I would like to share with you some of the resources that we used for our lessons.
This wonderful site and kit are what I started with. I ended up ordering all our supplies here. Helena, the woman who you will probably talk to if you call their store with questions, is as friendly and helpful as can be.
She is also a masterful artist and sells her creations on the site.
I looked up some fascinating and strange folklore behind this tradition on wikipedia and google to share with the kids. This book was also helpful.
I liked how the women of the house would prepare all day for their evening of egg creation. They spent the day cooking and cleaning, thinking good thoughts and being extra kind to their families. Then, that night when everyone was asleep, they would congregate at the kitchen table, spread out their things, and work late into the night chatting with the other women and designing unique eggs.
Each color and symbol has a meaning. Each egg was made especially for a certain person in mind. They were given as gifts, and used to bring good will to the homes.

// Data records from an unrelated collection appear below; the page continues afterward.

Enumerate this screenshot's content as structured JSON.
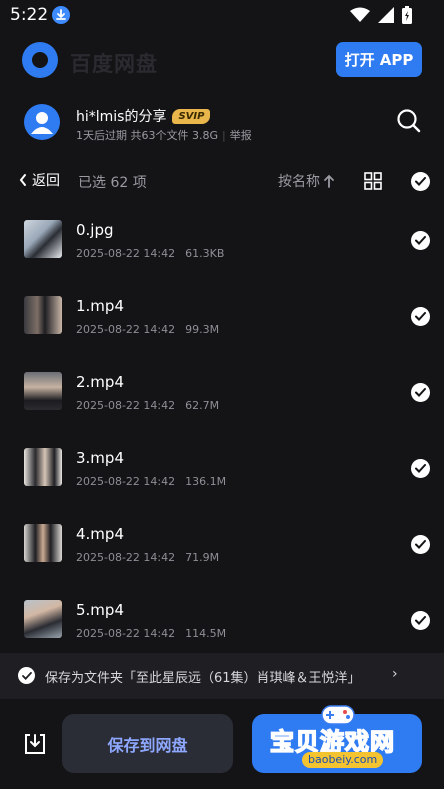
{
  "status_bar": {
    "time": "5:22"
  },
  "header": {
    "open_app_label": "打开 APP",
    "brand_text": "百度网盘"
  },
  "share": {
    "title": "hi*lmis的分享",
    "badge": "SVIP",
    "expiry": "1天后过期",
    "summary": "共63个文件 3.8G",
    "report_label": "举报"
  },
  "toolbar": {
    "back_label": "返回",
    "selected_text": "已选 62 项",
    "sort_label": "按名称"
  },
  "files": [
    {
      "name": "0.jpg",
      "date": "2025-08-22 14:42",
      "size": "61.3KB"
    },
    {
      "name": "1.mp4",
      "date": "2025-08-22 14:42",
      "size": "99.3M"
    },
    {
      "name": "2.mp4",
      "date": "2025-08-22 14:42",
      "size": "62.7M"
    },
    {
      "name": "3.mp4",
      "date": "2025-08-22 14:42",
      "size": "136.1M"
    },
    {
      "name": "4.mp4",
      "date": "2025-08-22 14:42",
      "size": "71.9M"
    },
    {
      "name": "5.mp4",
      "date": "2025-08-22 14:42",
      "size": "114.5M"
    }
  ],
  "save_folder": {
    "text": "保存为文件夹「至此星辰远（61集）肖琪峰＆王悦洋」",
    "chevron": "›"
  },
  "bottom": {
    "save_button_label": "保存到网盘",
    "watermark_text": "宝贝游戏网",
    "watermark_url": "baobeiy.com"
  },
  "colors": {
    "accent": "#2f7bf2",
    "background": "#141416",
    "svip": "#e8b64a"
  }
}
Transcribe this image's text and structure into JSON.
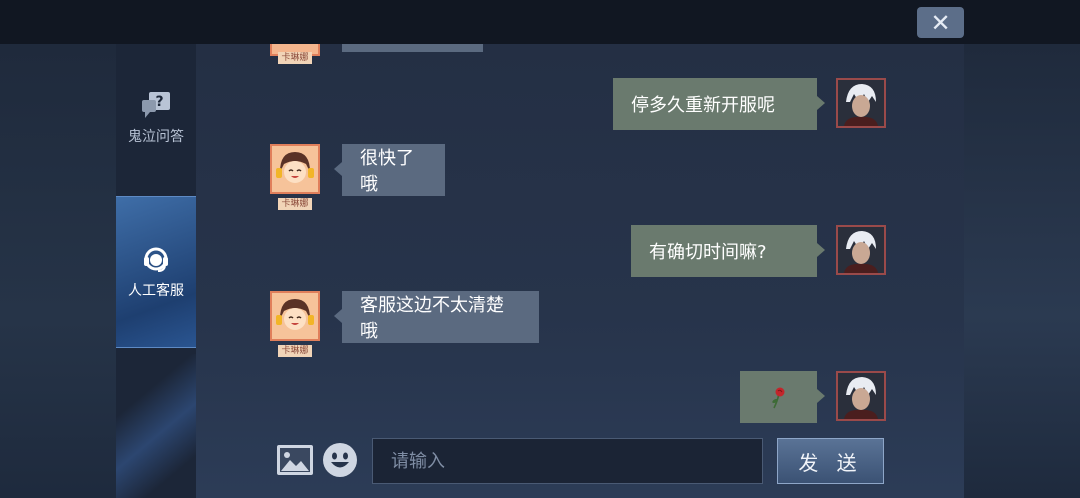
{
  "window": {
    "close_label": "✕"
  },
  "sidebar": {
    "items": [
      {
        "label": "鬼泣问答",
        "icon": "question-chat-icon"
      },
      {
        "label": "人工客服",
        "icon": "headset-icon",
        "active": true
      }
    ]
  },
  "chat": {
    "agent_name": "卡琳娜",
    "messages": [
      {
        "from": "me",
        "text": "停多久重新开服呢"
      },
      {
        "from": "agent",
        "text": "很快了哦"
      },
      {
        "from": "me",
        "text": "有确切时间嘛?"
      },
      {
        "from": "agent",
        "text": "客服这边不太清楚哦"
      },
      {
        "from": "me",
        "text": "",
        "sticker": "rose-icon"
      }
    ]
  },
  "composer": {
    "placeholder": "请输入",
    "send_label": "发 送",
    "image_icon": "image-icon",
    "emoji_icon": "emoji-icon"
  },
  "colors": {
    "accent": "#3f6ea8",
    "agent_bubble": "#5b6a80",
    "my_bubble": "#6a7a6e"
  }
}
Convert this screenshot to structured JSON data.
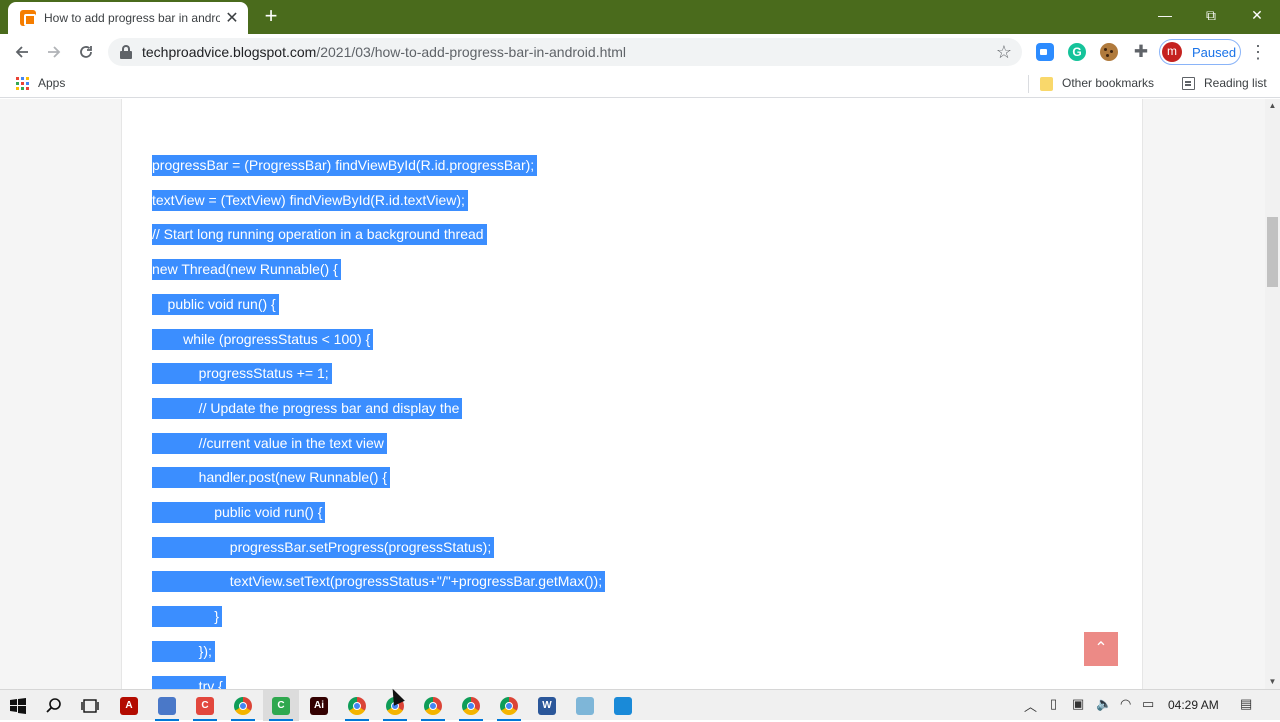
{
  "browser": {
    "tab_title": "How to add progress bar in android",
    "tab_close": "✕",
    "new_tab": "+",
    "window_controls": {
      "minimize": "—",
      "restore": "⧉",
      "close": "✕"
    },
    "url_host": "techproadvice.blogspot.com",
    "url_path": "/2021/03/how-to-add-progress-bar-in-android.html",
    "profile_initial": "m",
    "profile_status": "Paused",
    "grammarly_letter": "G"
  },
  "bookmarks": {
    "apps_label": "Apps",
    "other_label": "Other bookmarks",
    "reading_label": "Reading list",
    "apps_grid_colors": [
      "#ea4335",
      "#4285f4",
      "#fbbc05",
      "#34a853",
      "#ea4335",
      "#4285f4",
      "#fbbc05",
      "#34a853",
      "#ea4335"
    ]
  },
  "page": {
    "highlight_color": "#3b8eff",
    "code_lines": [
      "progressBar = (ProgressBar) findViewById(R.id.progressBar);",
      "textView = (TextView) findViewById(R.id.textView);",
      "// Start long running operation in a background thread",
      "new Thread(new Runnable() {",
      "    public void run() {",
      "        while (progressStatus < 100) {",
      "            progressStatus += 1;",
      "            // Update the progress bar and display the",
      "            //current value in the text view",
      "            handler.post(new Runnable() {",
      "                public void run() {",
      "                    progressBar.setProgress(progressStatus);",
      "                    textView.setText(progressStatus+\"/\"+progressBar.getMax());",
      "                }",
      "            });",
      "            try {"
    ],
    "scroll_top_glyph": "⌃"
  },
  "taskbar": {
    "clock": "04:29 AM",
    "items": [
      {
        "name": "windows-start-icon",
        "glyph": "",
        "color": "#000000",
        "active": false,
        "running": false
      },
      {
        "name": "search-icon",
        "glyph": "",
        "color": "#000000",
        "active": false,
        "running": false
      },
      {
        "name": "task-view-icon",
        "glyph": "",
        "color": "#000000",
        "active": false,
        "running": false
      },
      {
        "name": "acrobat-icon",
        "glyph": "A",
        "color": "#b30b00",
        "active": false,
        "running": false
      },
      {
        "name": "file-explorer-icon",
        "glyph": "",
        "color": "#4a78c8",
        "active": false,
        "running": true
      },
      {
        "name": "ccleaner-icon",
        "glyph": "C",
        "color": "#e2473d",
        "active": false,
        "running": true
      },
      {
        "name": "chrome-icon",
        "glyph": "",
        "color": "",
        "active": false,
        "running": true
      },
      {
        "name": "camtasia-icon",
        "glyph": "C",
        "color": "#2fa84f",
        "active": true,
        "running": true
      },
      {
        "name": "illustrator-icon",
        "glyph": "Ai",
        "color": "#330000",
        "active": false,
        "running": false
      },
      {
        "name": "chrome-icon",
        "glyph": "",
        "color": "",
        "active": false,
        "running": true
      },
      {
        "name": "chrome-icon",
        "glyph": "",
        "color": "",
        "active": false,
        "running": true
      },
      {
        "name": "chrome-icon",
        "glyph": "",
        "color": "",
        "active": false,
        "running": true
      },
      {
        "name": "chrome-icon",
        "glyph": "",
        "color": "",
        "active": false,
        "running": true
      },
      {
        "name": "chrome-icon",
        "glyph": "",
        "color": "",
        "active": false,
        "running": true
      },
      {
        "name": "word-icon",
        "glyph": "W",
        "color": "#2b579a",
        "active": false,
        "running": false
      },
      {
        "name": "notepad-icon",
        "glyph": "",
        "color": "#7eb6d8",
        "active": false,
        "running": false
      },
      {
        "name": "photos-icon",
        "glyph": "",
        "color": "#1a8ad8",
        "active": false,
        "running": false
      }
    ]
  }
}
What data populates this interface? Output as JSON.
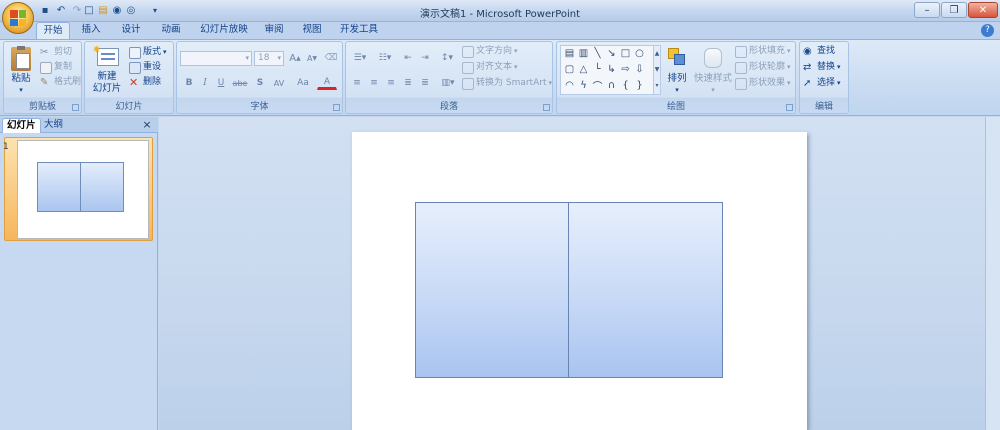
{
  "window": {
    "title": "演示文稿1 - Microsoft PowerPoint"
  },
  "tabs": [
    "开始",
    "插入",
    "设计",
    "动画",
    "幻灯片放映",
    "审阅",
    "视图",
    "开发工具"
  ],
  "ribbon": {
    "clipboard": {
      "label": "剪贴板",
      "paste": "粘贴",
      "cut": "剪切",
      "copy": "复制",
      "format_painter": "格式刷"
    },
    "slides": {
      "label": "幻灯片",
      "new_slide_line1": "新建",
      "new_slide_line2": "幻灯片",
      "layout": "版式",
      "reset": "重设",
      "delete": "删除"
    },
    "font": {
      "label": "字体",
      "font_size": "18",
      "bold": "B",
      "italic": "I",
      "underline": "U",
      "strikethrough": "abe",
      "shadow": "S",
      "spacing": "AV",
      "case": "Aa",
      "grow": "A",
      "shrink": "A"
    },
    "paragraph": {
      "label": "段落",
      "text_direction": "文字方向",
      "align_text": "对齐文本",
      "convert_smartart": "转换为 SmartArt"
    },
    "drawing": {
      "label": "绘图",
      "arrange": "排列",
      "quick_styles": "快速样式",
      "shape_fill": "形状填充",
      "shape_outline": "形状轮廓",
      "shape_effects": "形状效果"
    },
    "editing": {
      "label": "编辑",
      "find": "查找",
      "replace": "替换",
      "select": "选择"
    }
  },
  "pane": {
    "tab_slides": "幻灯片",
    "tab_outline": "大纲",
    "close": "×",
    "slide_number": "1"
  },
  "icons": {
    "help": "?",
    "minimize": "–",
    "restore": "❐",
    "close": "✕"
  },
  "colors": {
    "accent": "#15428b",
    "ribbon_bg": "#dde9f7",
    "thumb_selected": "#f6b65c",
    "shape_fill_top": "#e7effc",
    "shape_fill_bottom": "#a9c4f0"
  }
}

1. Blow out the egg and clean it.
2. Use this beginner design as a starting place for decorating.
(I found that my farm fresh green/blue eggs took the dye much better than the
white store-bought kind.)
3. After dying, finalize your egg with a coat of glossy varnish. We wore plastic gloves for this step.
Our group took 3 meetings to complete our eggs. They turned out very pretty. I'm always impressed by the work these kids do.
Eggs can be "displayed in many forms of wire egg stands, baskets, egg plates, brandy snifters, egg cups, shot glasses and even rubber washers."
"Do not display in direct sunlight or atop fireplaces."
"Store in a cool dry place in a regular cardboard egg carton, not in an airtight container."
-Eggs Beautiful by Luciow and Kmit